A public park. An old haunt.
A place of my own – sort of.
For the teenage edition of me it was enjoyably away:
away from adults I knew;
from adults who knew me.
I felt that than.
I doubt I could’ve explained it
(too inexperienced; inarticulate),
But I could relish the too-rare privacy.
It’s still a good place to be.
Nothing nefarious, not even naughty.
It doesn’t come with memories
of stealing, drugs, booze or sex.
Don’t be hassled.
Be with friends.
That was enough then.
The same simple factors
play out now.
Any wistfulness for what was
is only noticeable

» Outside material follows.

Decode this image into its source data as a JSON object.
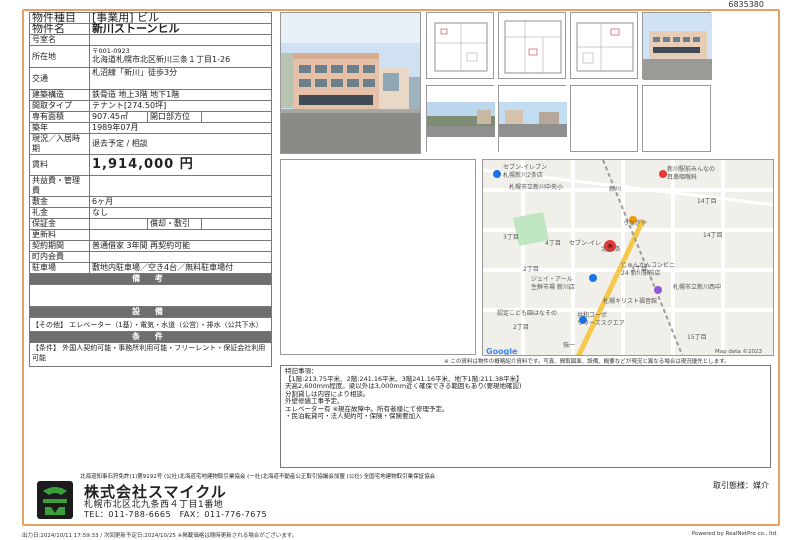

for its absence.
As I write this, I am at peace with the now.
The why of it
I was visiting an old haunt with no agenda, no goal. Just spending some time on a bright day.
It was refreshing to realise that I was content there. I know I find it easy to be restless but it’s a failing default. You can’t always be looking. I have no excuse: I should know that the future isn’t guaranteed.
It might well be a good thing to visit an old haunt. Coming to terms with the past, if necessary and if possible, might well be sensible.
It might seem that finding ways to prevent the past intruding unpleasantly is a Gordian knot. If so, finding a personal sword to yield is unlikely to be easy.